Module content

One of the key obstacles to social security coverage for those in the informal economy is the payment of contributions in the case of contributory schemes, namely social insurance. For many workers and employers in the informal economy, one or more of the following main challenges constitute effective obstacles to social security coverage: low incomes and limited contributory capacity, volatile incomes and the lack of an employer.

This module stresses specific challenges related to contribution collection and financing mechanisms and explores some policy options to overcome these barriers, based on international experience and guided by ILO social security standards. 


Key questions
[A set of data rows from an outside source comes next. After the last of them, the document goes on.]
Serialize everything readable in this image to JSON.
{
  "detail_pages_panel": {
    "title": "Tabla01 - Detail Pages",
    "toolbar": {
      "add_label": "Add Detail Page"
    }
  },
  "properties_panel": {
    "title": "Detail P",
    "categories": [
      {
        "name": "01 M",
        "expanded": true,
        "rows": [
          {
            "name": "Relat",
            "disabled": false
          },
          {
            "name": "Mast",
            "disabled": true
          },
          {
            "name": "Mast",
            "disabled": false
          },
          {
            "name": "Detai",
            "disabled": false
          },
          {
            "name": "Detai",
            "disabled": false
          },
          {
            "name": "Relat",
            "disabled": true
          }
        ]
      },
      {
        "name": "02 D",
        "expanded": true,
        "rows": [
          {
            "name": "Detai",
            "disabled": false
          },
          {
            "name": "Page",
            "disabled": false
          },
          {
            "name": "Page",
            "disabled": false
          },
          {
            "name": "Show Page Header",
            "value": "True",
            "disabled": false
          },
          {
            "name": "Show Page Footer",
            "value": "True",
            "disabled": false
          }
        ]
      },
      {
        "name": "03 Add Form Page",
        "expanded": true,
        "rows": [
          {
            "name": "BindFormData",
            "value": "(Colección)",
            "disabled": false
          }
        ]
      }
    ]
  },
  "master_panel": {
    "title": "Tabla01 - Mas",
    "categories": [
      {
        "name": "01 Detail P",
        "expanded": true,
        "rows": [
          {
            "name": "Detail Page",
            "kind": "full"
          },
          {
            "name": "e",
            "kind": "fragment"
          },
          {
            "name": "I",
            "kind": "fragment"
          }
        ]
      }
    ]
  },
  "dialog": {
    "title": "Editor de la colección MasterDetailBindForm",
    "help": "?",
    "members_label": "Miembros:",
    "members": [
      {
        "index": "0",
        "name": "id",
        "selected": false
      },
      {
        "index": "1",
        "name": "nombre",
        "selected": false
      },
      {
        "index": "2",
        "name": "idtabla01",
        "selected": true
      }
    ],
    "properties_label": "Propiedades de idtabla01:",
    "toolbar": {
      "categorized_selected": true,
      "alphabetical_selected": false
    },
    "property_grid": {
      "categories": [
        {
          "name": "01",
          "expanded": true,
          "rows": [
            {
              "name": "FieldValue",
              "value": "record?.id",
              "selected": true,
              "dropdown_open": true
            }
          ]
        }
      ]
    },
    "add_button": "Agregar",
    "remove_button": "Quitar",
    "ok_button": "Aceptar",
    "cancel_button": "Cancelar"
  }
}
  • How can contributions be determined in a way that is better adapted to the needs of workers in the informal economy, to take account of their often low and volatile incomes?
  • How can the payment of contributions be facilitated for both workers and employers, as well as the social security administration?
  • How can differentiated income categories facilitate the establishment and calculation of contributions? How can they be established?
  • How can the subsidization of contributions for some categories of workers from government funds facilitate the extension of coverage?


Main barriers
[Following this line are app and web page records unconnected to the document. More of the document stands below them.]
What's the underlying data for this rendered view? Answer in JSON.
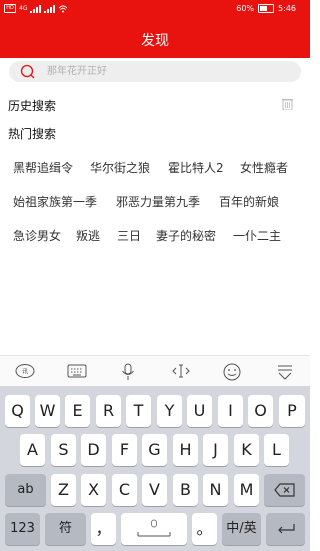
{
  "status_bar": {
    "sim_label": "HD",
    "network": "4G",
    "battery": "60%",
    "time": "5:46"
  },
  "header": {
    "title": "发现"
  },
  "search": {
    "placeholder": "那年花开正好"
  },
  "history": {
    "title": "历史搜索"
  },
  "hot": {
    "title": "热门搜索",
    "rows": [
      [
        "黑帮追缉令",
        "华尔街之狼",
        "霍比特人2",
        "女性瘾者"
      ],
      [
        "始祖家族第一季",
        "邪恶力量第九季",
        "百年的新娘"
      ],
      [
        "急诊男女",
        "叛逃",
        "三日",
        "妻子的秘密",
        "一仆二主"
      ]
    ]
  },
  "keyboard": {
    "toolbar": [
      "emoji-sticker-icon",
      "keyboard-icon",
      "microphone-icon",
      "cursor-icon",
      "smiley-icon",
      "collapse-keyboard-icon"
    ],
    "row1": [
      "Q",
      "W",
      "E",
      "R",
      "T",
      "Y",
      "U",
      "I",
      "O",
      "P"
    ],
    "row2": [
      "A",
      "S",
      "D",
      "F",
      "G",
      "H",
      "J",
      "K",
      "L"
    ],
    "row3": [
      "Z",
      "X",
      "C",
      "V",
      "B",
      "N",
      "M"
    ],
    "shift_label": "ab",
    "numbers_label": "123",
    "symbols_label": "符",
    "comma_label": "，",
    "period_label": "。",
    "lang_label": "中/英"
  }
}
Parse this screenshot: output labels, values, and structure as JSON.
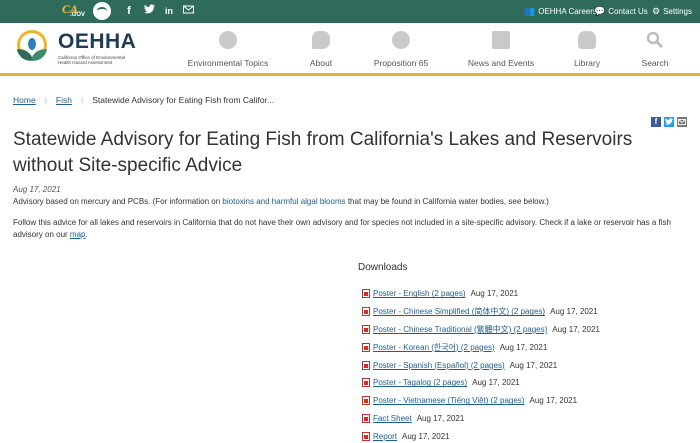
{
  "topbar": {
    "cagov_logo": "CA.GOV",
    "social_icons": [
      "facebook-icon",
      "twitter-icon",
      "linkedin-icon",
      "email-icon"
    ],
    "links": [
      {
        "icon": "people-icon",
        "label": "OEHHA Careers"
      },
      {
        "icon": "chat-icon",
        "label": "Contact Us"
      },
      {
        "icon": "gear-icon",
        "label": "Settings"
      }
    ]
  },
  "header": {
    "brand": "OEHHA",
    "brand_sub": "California Office of Environmental Health Hazard Assessment",
    "nav": [
      {
        "icon": "leaf-icon",
        "label": "Environmental Topics"
      },
      {
        "icon": "speech-bubble-icon",
        "label": "About"
      },
      {
        "icon": "prop65-icon",
        "label": "Proposition 65"
      },
      {
        "icon": "calendar-icon",
        "label": "News and Events"
      },
      {
        "icon": "hand-pointer-icon",
        "label": "Library"
      },
      {
        "icon": "search-icon",
        "label": "Search"
      }
    ]
  },
  "breadcrumb": {
    "home": "Home",
    "fish": "Fish",
    "current": "Statewide Advisory for Eating Fish from Califor..."
  },
  "page": {
    "title": "Statewide Advisory for Eating Fish from California's Lakes and Reservoirs without Site-specific Advice",
    "date": "Aug 17, 2021",
    "p1_a": "Advisory based on mercury and PCBs. (For information on ",
    "p1_link": "biotoxins and harmful algal blooms",
    "p1_b": " that may be found in California water bodies, see below.)",
    "p2_a": "Follow this advice for all lakes and reservoirs in California that do not have their own advisory and for species not included in a site-specific advisory. Check if a lake or reservoir has a fish advisory on our ",
    "p2_link": "map",
    "p2_b": "."
  },
  "downloads": {
    "title": "Downloads",
    "items": [
      {
        "label": "Poster - English (2 pages)",
        "date": "Aug 17, 2021"
      },
      {
        "label": "Poster - Chinese Simplified (简体中文) (2 pages)",
        "date": "Aug 17, 2021"
      },
      {
        "label": "Poster - Chinese Traditional (繁體中文) (2 pages)",
        "date": "Aug 17, 2021"
      },
      {
        "label": "Poster - Korean (한국어) (2 pages)",
        "date": "Aug 17, 2021"
      },
      {
        "label": "Poster - Spanish (Español) (2 pages)",
        "date": "Aug 17, 2021"
      },
      {
        "label": "Poster - Tagalog (2 pages)",
        "date": "Aug 17, 2021"
      },
      {
        "label": "Poster - Vietnamese (Tiếng Việt) (2 pages)",
        "date": "Aug 17, 2021"
      },
      {
        "label": "Fact Sheet",
        "date": "Aug 17, 2021"
      },
      {
        "label": "Report",
        "date": "Aug 17, 2021"
      }
    ]
  },
  "colors": {
    "topbar": "#2e6b5a",
    "accent_gold": "#e2b53a",
    "link": "#1f5e8e",
    "pdf_red": "#c9302c"
  }
}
  • Low incomes and limited contributory capacity: Many workers and employers in the informal economy generate low incomes, live in poverty or are vulnerable to fall into poverty, and have limited contributory capacity.
  • Volatile incomes: Many workers in the informal economy have volatile incomes, associated with forms of employment with high job insecurity (such as casual work), seasonality, unforeseen shocks, high level of mobility in terms of status/sector of employment and/or self-employment.
  • Double contribution challenge: Many workers in the informal economy, particularly those working on their own account, cannot count on the support of an employer for the payment of contributions. In many cases the self-employed may not be in a position to pay the full amount of contributions, which in these cases cannot be shared between workers and employers.
  • Multiple employers: Many workers in the informal economy have multiple employers which makes it difficult to identify the respective obligations of each employer. It may also be the case that the social insurance administration may not be able to handle multiple employers.
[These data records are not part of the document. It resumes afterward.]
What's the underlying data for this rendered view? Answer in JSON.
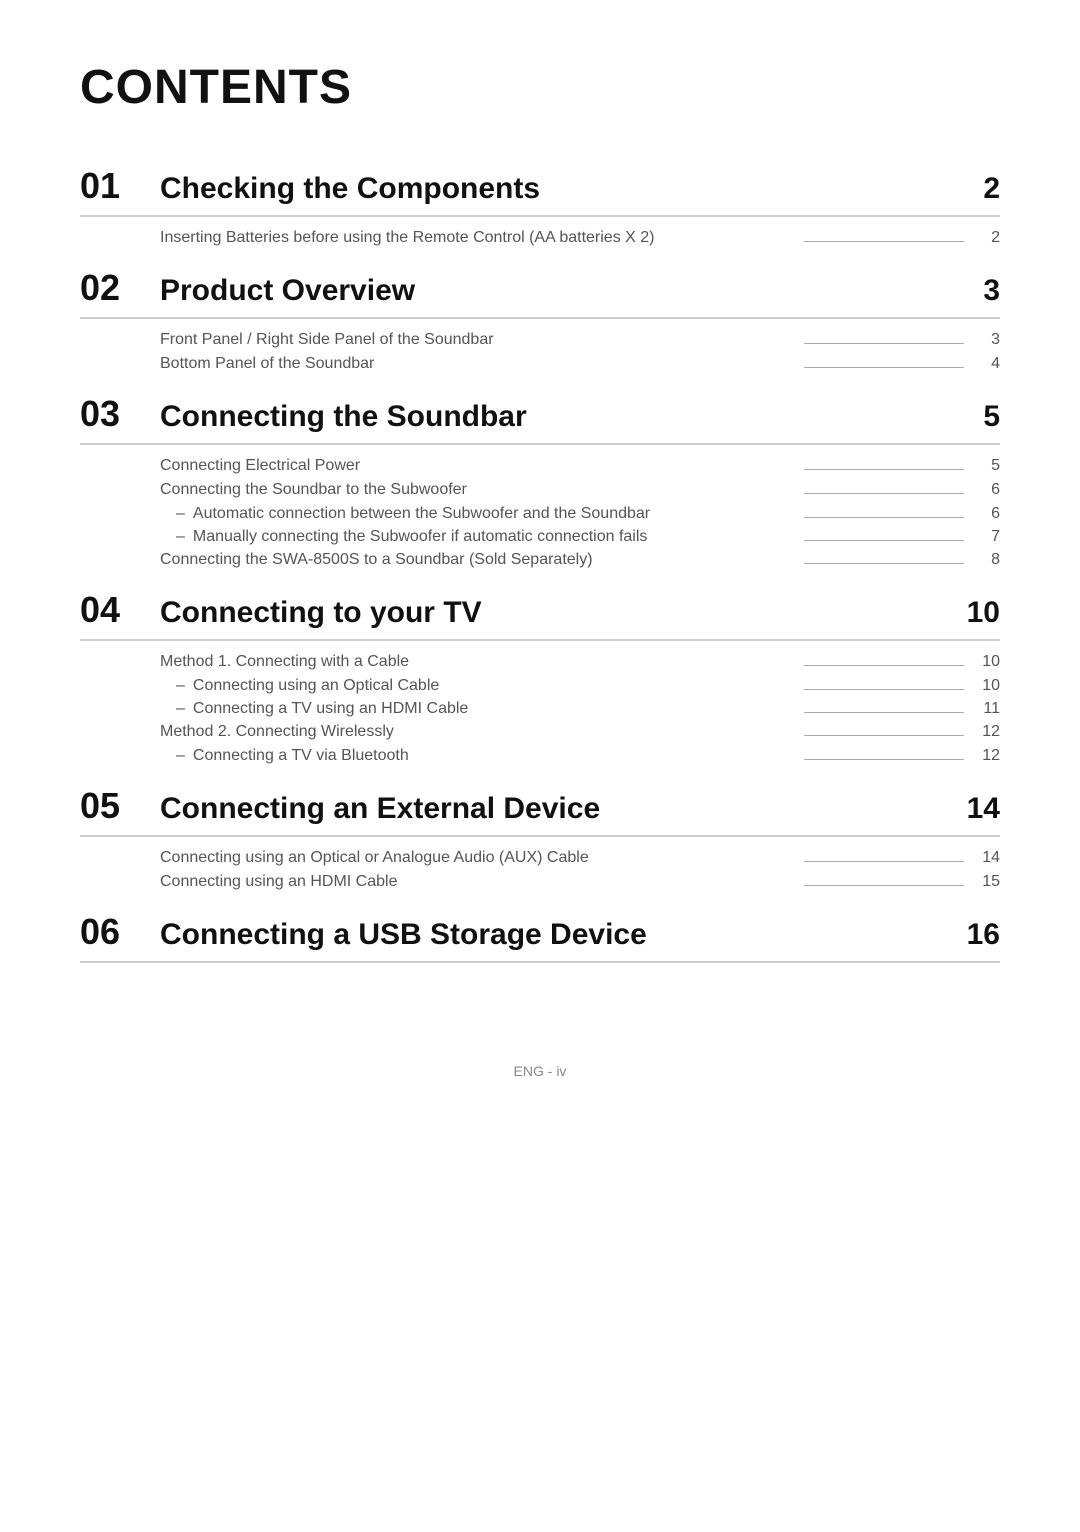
{
  "page": {
    "title": "CONTENTS",
    "footer": "ENG - iv"
  },
  "sections": [
    {
      "number": "01",
      "title": "Checking the Components",
      "page": "2",
      "entries": [
        {
          "text": "Inserting Batteries before using the Remote Control (AA batteries X 2)",
          "page": "2",
          "sub_entries": []
        }
      ]
    },
    {
      "number": "02",
      "title": "Product Overview",
      "page": "3",
      "entries": [
        {
          "text": "Front Panel / Right Side Panel of the Soundbar",
          "page": "3",
          "sub_entries": []
        },
        {
          "text": "Bottom Panel of the Soundbar",
          "page": "4",
          "sub_entries": []
        }
      ]
    },
    {
      "number": "03",
      "title": "Connecting the Soundbar",
      "page": "5",
      "entries": [
        {
          "text": "Connecting Electrical Power",
          "page": "5",
          "sub_entries": []
        },
        {
          "text": "Connecting the Soundbar to the Subwoofer",
          "page": "6",
          "sub_entries": [
            {
              "text": "Automatic connection between the Subwoofer and the Soundbar",
              "page": "6"
            },
            {
              "text": "Manually connecting the Subwoofer if automatic connection fails",
              "page": "7"
            }
          ]
        },
        {
          "text": "Connecting the SWA-8500S to a Soundbar (Sold Separately)",
          "page": "8",
          "sub_entries": []
        }
      ]
    },
    {
      "number": "04",
      "title": "Connecting to your TV",
      "page": "10",
      "entries": [
        {
          "text": "Method 1. Connecting with a Cable",
          "page": "10",
          "sub_entries": [
            {
              "text": "Connecting using an Optical Cable",
              "page": "10"
            },
            {
              "text": "Connecting a TV using an HDMI Cable",
              "page": "11"
            }
          ]
        },
        {
          "text": "Method 2. Connecting Wirelessly",
          "page": "12",
          "sub_entries": [
            {
              "text": "Connecting a TV via Bluetooth",
              "page": "12"
            }
          ]
        }
      ]
    },
    {
      "number": "05",
      "title": "Connecting an External Device",
      "page": "14",
      "entries": [
        {
          "text": "Connecting using an Optical or Analogue Audio (AUX) Cable",
          "page": "14",
          "sub_entries": []
        },
        {
          "text": "Connecting using an HDMI Cable",
          "page": "15",
          "sub_entries": []
        }
      ]
    },
    {
      "number": "06",
      "title": "Connecting a USB Storage Device",
      "page": "16",
      "entries": []
    }
  ]
}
Possible solutions

Adapting the way contributions are determined and paid
  • Adapting the frequency of contribution payments to the situations of workers and employers, for instance, considering annual instead of monthly income, or allowing for greater flexibility regarding the scheduling of contribution payments.
  • Using broad contribution categories to determine earned income.
  • Using alternative reference values (other than earnings) for the determination of contributions, such as global contributions to facilitate the coverage of specific groups of workers.
Facilitating the payment of contributions
  • Implementing simplified mechanisms for the payment of social insurance contributions, such as monotax mechanisms.
  • Expanding access points for the payment of contributions through physical access points, online and mobile phone services.
  • Allowing collective insurance agreements through workers’ organizations or cooperatives.
  • Allowing for contribution payment to be delayed or interrupted, or for temporary suspension of membership.
  • Providing individual support in preparing declarations.
  • Ensuring continuous contributions through government support.
Subsidizing contributions for low-income workers
  • Subsidizing social insurance contributions for specific groups of workers with limited contributory capacities, while maintaining incentives for formalization (do not subsidize informality).
  • Subsidizing health insurance coverage through the establishment of an integrated health care financing system that combines contributions and taxes to grant universal access to health protection for the population.
  • Creating tax incentives for employers to register their workers, such as for domestic workers.
  • Doing a careful assessment of financing needs and options for the extension of coverage.



Key messages

  • Low and volatile incomes constitute important barriers to the extension of coverage to workers in the informal economy. Policies to extend social security coverage will need to address these challenges through (a) adapting the way in which contributions are determined; (b) facilitating contribution payment mechanisms and/or (c) combining non-contributory and contributory financing mechanisms.
  • Adapting the way contributions are determined can facilitate coverage of workers in the informal economy, including through redefining reference incomes for the calculation of contributions, using contributory categories to determine earned income, using simplified contribution and tax payment (monotax) mechanisms, or considering alternative reference incomes other than earnings.
  • Facilitating the payment of contributions can further support the extension of coverage, including through the expansion of access points for the payment of contributions, the provision of individual support for the declaration of contributions, unified social insurance contributions, or adapting the timing of contribution collection schedules.
  • For workers with limited contributory capacities, it may be necessary to combine contributory and non-contributory financing mechanisms to ensure universal coverage and financial sustainability.